The point of a football strength & conditioning program is to prepare athletes for practice and games. We want them to be able to practice longer and harder without getting hurt, and play at a high level during competitions.
The goals are pretty straightforward, but injuries often de-rail this process.
Injuries on the field happen. It’s part of the game. We don’t have to like it, but it happens.
Injuries in the weight room, on the other hand, should not happen.
There really is no excuse for injuries in the weight room, and we should be doing everything in our power to limit this from happening. Just go back to the goals of the program. The goal is to help athletes train harder without getting hurt, so it’s absolutely critical that we stay injury-free during training.
Hopefully, you never have to deal with a catastrophic injury like the one shown in the photo. I’m not even sure what happened there, but it doesn’t look good. Most injuries are less obvious, but anything that hurts an athlete should be avoided.
In this video, Jim Kielbaso talks with University of Michigan Assistant Strength and Conditioning Coach for Football Coach, Corey Twine about reducing the risk of injuries in the weight room. Coach Twine lists a couple of key variables to accomplish this, and they are both within our control.

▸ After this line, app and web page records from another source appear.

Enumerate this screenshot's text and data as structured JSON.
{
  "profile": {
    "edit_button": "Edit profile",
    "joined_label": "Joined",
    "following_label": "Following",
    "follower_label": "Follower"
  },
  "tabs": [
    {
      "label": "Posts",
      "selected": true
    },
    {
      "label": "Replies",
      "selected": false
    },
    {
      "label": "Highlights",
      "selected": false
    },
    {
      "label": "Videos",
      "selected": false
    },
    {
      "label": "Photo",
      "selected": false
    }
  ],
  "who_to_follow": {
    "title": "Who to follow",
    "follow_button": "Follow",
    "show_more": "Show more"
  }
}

This is a great opportunity to listen to a professional talk about something important and to see if you’re practicing the coaching principles he is suggesting.